After dismissing these federal claims, the district court proceeded to the state claims, based on diversity jurisdiction.
Count Four charged all defendants with violation of Ga.Code Ann. § 97-112, alleging that they sold an investment contract which they failed to register under § 97-105. The court initially refused to grant the defendants' motion to dismiss this count as against Butler, Johnston, and Reynolds, noting that the discretionary account was an investment contract under § 97-102(a) (16), and was sold to a person in Georgia pursuant to § 97-105. The count was dismissed as to Thomson & McKinnon, since they did not sell any securities to the plaintiff.

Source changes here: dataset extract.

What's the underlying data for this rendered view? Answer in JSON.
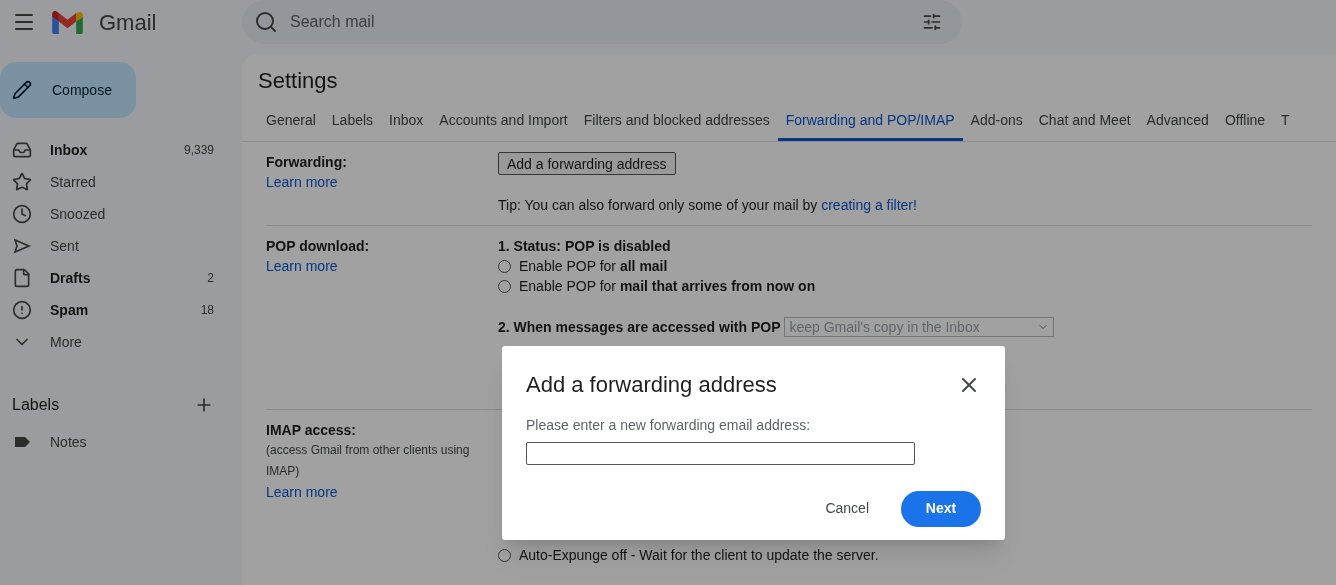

In a later order, the court granted summary judgment for the three remaining defendants on this count, holding that, under Georgia law, the sale did not take place in Georgia (citing Allen v. Smith & Medford, Inc., 129 Ga.App. 538, 199 S.E.2d 876 (1973); Eldon Industries, Inc. v. Paradies & Co., 397 F. Supp. 535 (N.D. Ga. 1975)).
Count Five charges all defendants with commercial gambling in violation of Ga.Code Ann. § 26-2703(d). The court below dismissed this count on the ground that the Commodity Exchange Act preempts all state laws inconsistent with its provisions.
Count Six charged all defendants with common law fraud. This count was dismissed because the plaintiff failed to allege misrepresentation, reliance, or any acts that would constitute fraud.
We affirm the judgment of the trial court with respect to each of the counts. However, we think it was unnecessary for the court to make as broad a holding as it did with respect to whether a discretionary account is never to be considered a "public offering." In dealing with Count Two, as outlined above, the court said: "By designating a discretionary account an investment contract, the Court (of Appeals) opened the way for securities fraud actions to be brought against commodities advisors; by holding that such contracts are not public, this Court merely relieves such advisors of the cumbersome registration requirements meant to be applied to uniform offerings to the public." The court cited Milnarik v. M-S Commodities, Inc., 320 F. Supp. 1149 (N.D. Ill. 1970), Aff'd on other grounds, 457 F.2d 274 (7th Cir. 1972), Cert. denied, 409 U.S. 887, 93 S. Ct. 113, 34 L. Ed. 2d 144 (1972). We agree that there was no showing in this case that the particular contract was a part of a "public offering," and that therefore the trial court correctly disposed of this claim. Because it is not necessary to the decision, however, we expressly pretermit the question whether, as stated in Milnarik, such a " discretionary account" may never be found to be a part of a "public offering."
The judgment is AFFIRMED.